◆ REQUIRED ACTION: Skip the images. Copy the records exactly as written.

◇ ◇ ◇ ◇

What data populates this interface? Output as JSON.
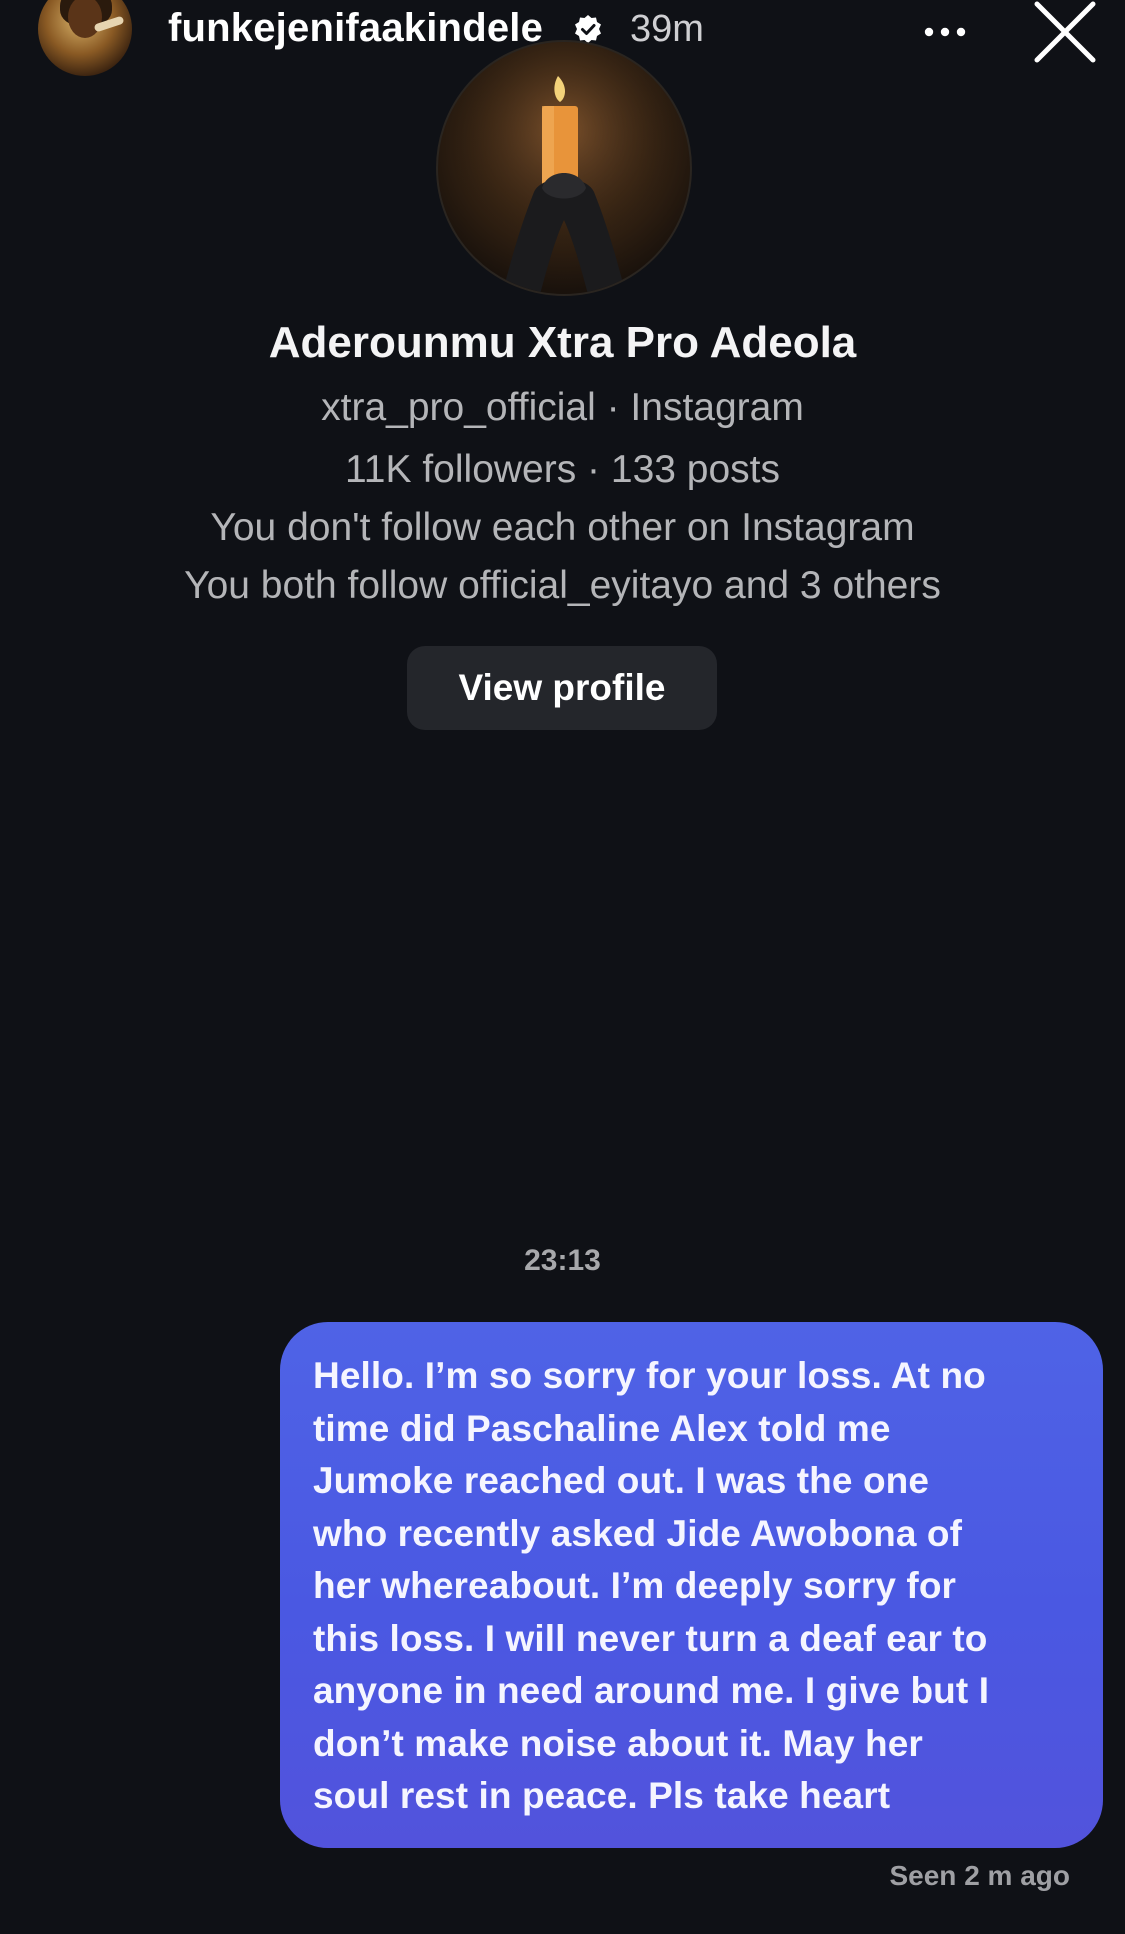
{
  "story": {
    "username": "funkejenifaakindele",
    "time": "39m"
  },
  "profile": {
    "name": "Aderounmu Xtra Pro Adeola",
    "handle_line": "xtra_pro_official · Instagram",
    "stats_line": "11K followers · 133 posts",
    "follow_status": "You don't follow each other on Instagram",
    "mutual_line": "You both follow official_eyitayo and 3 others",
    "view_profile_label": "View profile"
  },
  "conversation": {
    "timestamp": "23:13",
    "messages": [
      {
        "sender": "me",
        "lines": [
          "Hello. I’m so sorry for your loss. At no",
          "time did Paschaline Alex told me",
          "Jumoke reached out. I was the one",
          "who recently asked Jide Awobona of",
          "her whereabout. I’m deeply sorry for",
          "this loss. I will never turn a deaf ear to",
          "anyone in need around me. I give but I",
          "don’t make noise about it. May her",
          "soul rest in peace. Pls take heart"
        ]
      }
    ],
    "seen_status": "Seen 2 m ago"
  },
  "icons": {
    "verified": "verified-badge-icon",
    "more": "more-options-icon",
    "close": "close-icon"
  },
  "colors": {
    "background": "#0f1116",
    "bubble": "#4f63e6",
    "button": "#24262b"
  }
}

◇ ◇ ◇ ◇

◆ ANSWER AREA:
What data populates this interface? Output as JSON.
{
  "story": {
    "username": "funkejenifaakindele",
    "time": "39m"
  },
  "profile": {
    "name": "Aderounmu Xtra Pro Adeola",
    "handle_line": "xtra_pro_official · Instagram",
    "stats_line": "11K followers · 133 posts",
    "follow_status": "You don't follow each other on Instagram",
    "mutual_line": "You both follow official_eyitayo and 3 others",
    "view_profile_label": "View profile"
  },
  "conversation": {
    "timestamp": "23:13",
    "messages": [
      {
        "sender": "me",
        "lines": [
          "Hello. I’m so sorry for your loss. At no",
          "time did Paschaline Alex told me",
          "Jumoke reached out. I was the one",
          "who recently asked Jide Awobona of",
          "her whereabout. I’m deeply sorry for",
          "this loss. I will never turn a deaf ear to",
          "anyone in need around me. I give but I",
          "don’t make noise about it. May her",
          "soul rest in peace. Pls take heart"
        ]
      }
    ],
    "seen_status": "Seen 2 m ago"
  },
  "icons": {
    "verified": "verified-badge-icon",
    "more": "more-options-icon",
    "close": "close-icon"
  },
  "colors": {
    "background": "#0f1116",
    "bubble": "#4f63e6",
    "button": "#24262b"
  }
}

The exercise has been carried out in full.